It's not often one gets to combine helium and roadkill with high gastronomy. But such was the case on Friday's Great British Menu which saw chefs Michael Smith of Isle of Skye and Mark Greenaway of Edinburgh battle it out for Scottish glory. Judging the chefs were our usual trio of Oliver Peyton, Matthew Fort and Prue Leith, along with guest judge, comedian Debra Stephenson. The challenge was to produce dishes of culinary excellence that were also true to the spirit of Comic Relief. Here, the chefs' Scottish heritage often came in handy for both purposes.
First to the pass was Mark's rabbit terrine with carrot meringues, served in clever comedy cookbooks, but neither the food nor the comedy seemed to hit the mark. Oliver Peyton referred to the parsley puree as "green sludge" and the terrine "like underseasoned rabbit". No one was laughing, which made it far easier for Michael to steal the show with his "why did the chicken cross the road" starter.
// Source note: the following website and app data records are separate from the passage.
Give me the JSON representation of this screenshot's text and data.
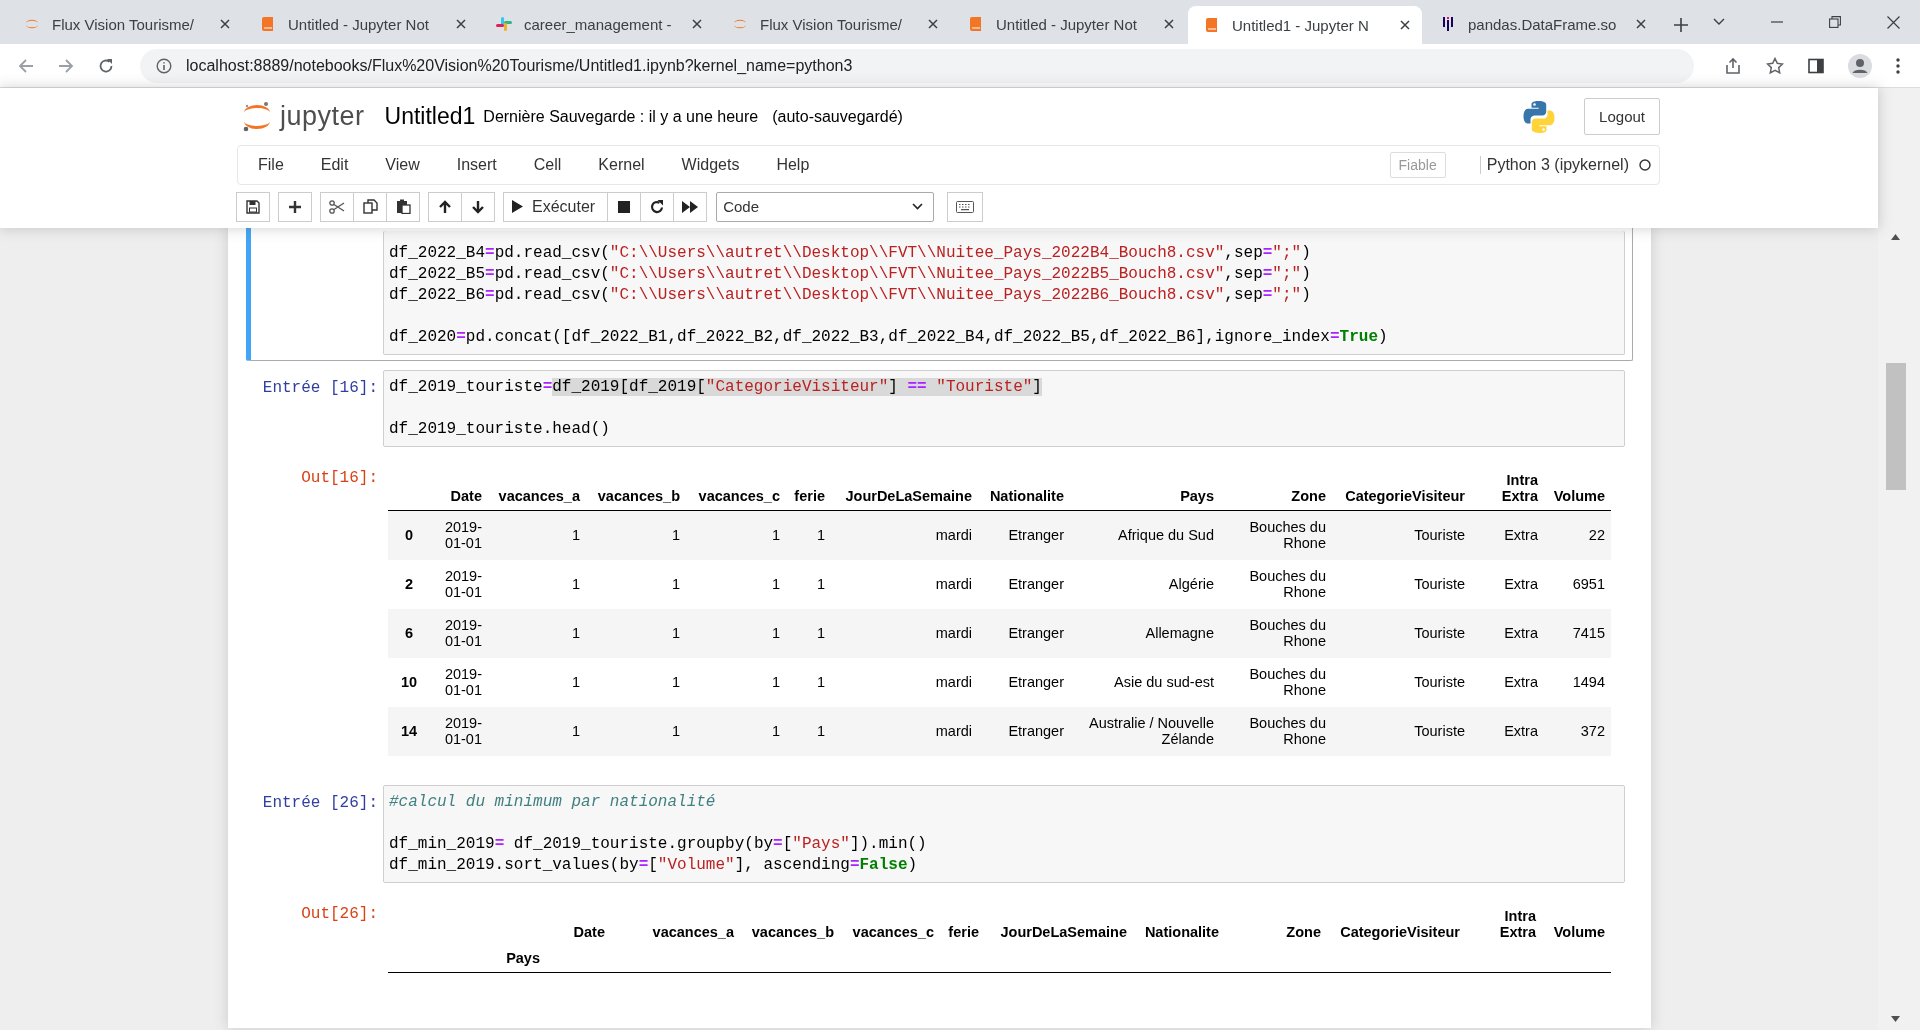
{
  "browser": {
    "tabs": [
      {
        "title": "Flux Vision Tourisme/",
        "kind": "ring",
        "selected": false
      },
      {
        "title": "Untitled - Jupyter Not",
        "kind": "book",
        "selected": false
      },
      {
        "title": "career_management -",
        "kind": "hash",
        "selected": false
      },
      {
        "title": "Flux Vision Tourisme/",
        "kind": "ring",
        "selected": false
      },
      {
        "title": "Untitled - Jupyter Not",
        "kind": "book",
        "selected": false
      },
      {
        "title": "Untitled1 - Jupyter N",
        "kind": "book",
        "selected": true
      },
      {
        "title": "pandas.DataFrame.so",
        "kind": "bars",
        "selected": false
      }
    ],
    "url": "localhost:8889/notebooks/Flux%20Vision%20Tourisme/Untitled1.ipynb?kernel_name=python3"
  },
  "notebook": {
    "logo_text": "jupyter",
    "title": "Untitled1",
    "checkpoint": "Dernière Sauvegarde : il y a une heure",
    "autosave": "(auto-sauvegardé)",
    "logout": "Logout",
    "menu": [
      "File",
      "Edit",
      "View",
      "Insert",
      "Cell",
      "Kernel",
      "Widgets",
      "Help"
    ],
    "trusted": "Fiable",
    "kernel": "Python 3 (ipykernel)",
    "run_label": "Exécuter",
    "cell_type": "Code"
  },
  "cells": [
    {
      "kind": "code",
      "selected": true,
      "blocks": [
        [
          [
            {
              "text": "df_2022_B4",
              "kind": "name"
            },
            {
              "text": "=",
              "kind": "op"
            },
            {
              "text": "pd.read_csv(",
              "kind": "name"
            },
            {
              "text": "\"C:\\\\Users\\\\autret\\\\Desktop\\\\FVT\\\\Nuitee_Pays_2022B4_Bouch8.csv\"",
              "kind": "string"
            },
            {
              "text": ",sep",
              "kind": "name"
            },
            {
              "text": "=",
              "kind": "op"
            },
            {
              "text": "\";\"",
              "kind": "string"
            },
            {
              "text": ")",
              "kind": "name"
            }
          ],
          [
            {
              "text": "df_2022_B5",
              "kind": "name"
            },
            {
              "text": "=",
              "kind": "op"
            },
            {
              "text": "pd.read_csv(",
              "kind": "name"
            },
            {
              "text": "\"C:\\\\Users\\\\autret\\\\Desktop\\\\FVT\\\\Nuitee_Pays_2022B5_Bouch8.csv\"",
              "kind": "string"
            },
            {
              "text": ",sep",
              "kind": "name"
            },
            {
              "text": "=",
              "kind": "op"
            },
            {
              "text": "\";\"",
              "kind": "string"
            },
            {
              "text": ")",
              "kind": "name"
            }
          ],
          [
            {
              "text": "df_2022_B6",
              "kind": "name"
            },
            {
              "text": "=",
              "kind": "op"
            },
            {
              "text": "pd.read_csv(",
              "kind": "name"
            },
            {
              "text": "\"C:\\\\Users\\\\autret\\\\Desktop\\\\FVT\\\\Nuitee_Pays_2022B6_Bouch8.csv\"",
              "kind": "string"
            },
            {
              "text": ",sep",
              "kind": "name"
            },
            {
              "text": "=",
              "kind": "op"
            },
            {
              "text": "\";\"",
              "kind": "string"
            },
            {
              "text": ")",
              "kind": "name"
            }
          ]
        ],
        [
          [
            {
              "text": "df_2020",
              "kind": "name"
            },
            {
              "text": "=",
              "kind": "op"
            },
            {
              "text": "pd.concat([df_2022_B1,df_2022_B2,df_2022_B3,df_2022_B4,df_2022_B5,df_2022_B6],ignore_index",
              "kind": "name"
            },
            {
              "text": "=",
              "kind": "op"
            },
            {
              "text": "True",
              "kind": "keyword"
            },
            {
              "text": ")",
              "kind": "name"
            }
          ]
        ]
      ]
    },
    {
      "kind": "code",
      "prompt": "Entrée [16]:",
      "selected": false,
      "blocks": [
        [
          [
            {
              "text": "df_2019_touriste",
              "kind": "name",
              "selected": false
            },
            {
              "text": "=",
              "kind": "op",
              "selected": false
            },
            {
              "text": "df_2019[df_2019[",
              "kind": "name",
              "selected": true
            },
            {
              "text": "\"CategorieVisiteur\"",
              "kind": "string",
              "selected": true
            },
            {
              "text": "] ",
              "kind": "name",
              "selected": true
            },
            {
              "text": "== ",
              "kind": "op",
              "selected": true
            },
            {
              "text": "\"Touriste\"",
              "kind": "string",
              "selected": true
            },
            {
              "text": "]",
              "kind": "name",
              "selected": true
            }
          ]
        ],
        [
          [
            {
              "text": "df_2019_touriste.head()",
              "kind": "name"
            }
          ]
        ]
      ]
    },
    {
      "kind": "table",
      "prompt": "Out[16]:",
      "columns": [
        "Date",
        "vacances_a",
        "vacances_b",
        "vacances_c",
        "ferie",
        "JourDeLaSemaine",
        "Nationalite",
        "Pays",
        "Zone",
        "CategorieVisiteur",
        "Intra Extra",
        "Volume"
      ],
      "rows": [
        {
          "index": "0",
          "cells": [
            "2019-01-01",
            "1",
            "1",
            "1",
            "1",
            "mardi",
            "Etranger",
            "Afrique du Sud",
            "Bouches du Rhone",
            "Touriste",
            "Extra",
            "22"
          ]
        },
        {
          "index": "2",
          "cells": [
            "2019-01-01",
            "1",
            "1",
            "1",
            "1",
            "mardi",
            "Etranger",
            "Algérie",
            "Bouches du Rhone",
            "Touriste",
            "Extra",
            "6951"
          ]
        },
        {
          "index": "6",
          "cells": [
            "2019-01-01",
            "1",
            "1",
            "1",
            "1",
            "mardi",
            "Etranger",
            "Allemagne",
            "Bouches du Rhone",
            "Touriste",
            "Extra",
            "7415"
          ]
        },
        {
          "index": "10",
          "cells": [
            "2019-01-01",
            "1",
            "1",
            "1",
            "1",
            "mardi",
            "Etranger",
            "Asie du sud-est",
            "Bouches du Rhone",
            "Touriste",
            "Extra",
            "1494"
          ]
        },
        {
          "index": "14",
          "cells": [
            "2019-01-01",
            "1",
            "1",
            "1",
            "1",
            "mardi",
            "Etranger",
            "Australie / Nouvelle Zélande",
            "Bouches du Rhone",
            "Touriste",
            "Extra",
            "372"
          ]
        }
      ]
    },
    {
      "kind": "code",
      "prompt": "Entrée [26]:",
      "selected": false,
      "blocks": [
        [
          [
            {
              "text": "#calcul du minimum par nationalité",
              "kind": "comment"
            }
          ]
        ],
        [
          [
            {
              "text": "df_min_2019",
              "kind": "name"
            },
            {
              "text": "=",
              "kind": "op"
            },
            {
              "text": " df_2019_touriste.groupby(by",
              "kind": "name"
            },
            {
              "text": "=",
              "kind": "op"
            },
            {
              "text": "[",
              "kind": "name"
            },
            {
              "text": "\"Pays\"",
              "kind": "string"
            },
            {
              "text": "]).min()",
              "kind": "name"
            }
          ],
          [
            {
              "text": "df_min_2019.sort_values(by",
              "kind": "name"
            },
            {
              "text": "=",
              "kind": "op"
            },
            {
              "text": "[",
              "kind": "name"
            },
            {
              "text": "\"Volume\"",
              "kind": "string"
            },
            {
              "text": "], ascending",
              "kind": "name"
            },
            {
              "text": "=",
              "kind": "op"
            },
            {
              "text": "False",
              "kind": "keyword"
            },
            {
              "text": ")",
              "kind": "name"
            }
          ]
        ]
      ]
    },
    {
      "kind": "table",
      "prompt": "Out[26]:",
      "index_name": "Pays",
      "columns": [
        "Date",
        "vacances_a",
        "vacances_b",
        "vacances_c",
        "ferie",
        "JourDeLaSemaine",
        "Nationalite",
        "Zone",
        "CategorieVisiteur",
        "Intra Extra",
        "Volume"
      ]
    }
  ]
}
Of course, it didn't matter why the chicken crossed the road, because the poor bird didn't make it: the food was presented in somewhat gory fashion on a black plate featuring beetroot puree splatters (blood), shredded pickled carrots (guts) and a few feathers in case it wasn't totally obvious what happened to the sad chicken. Debra referred to the "carnage" as "comic genius on a plate" while Oliver proclaimed that it "hit the brief on the head" in a very "assured piece of cooking."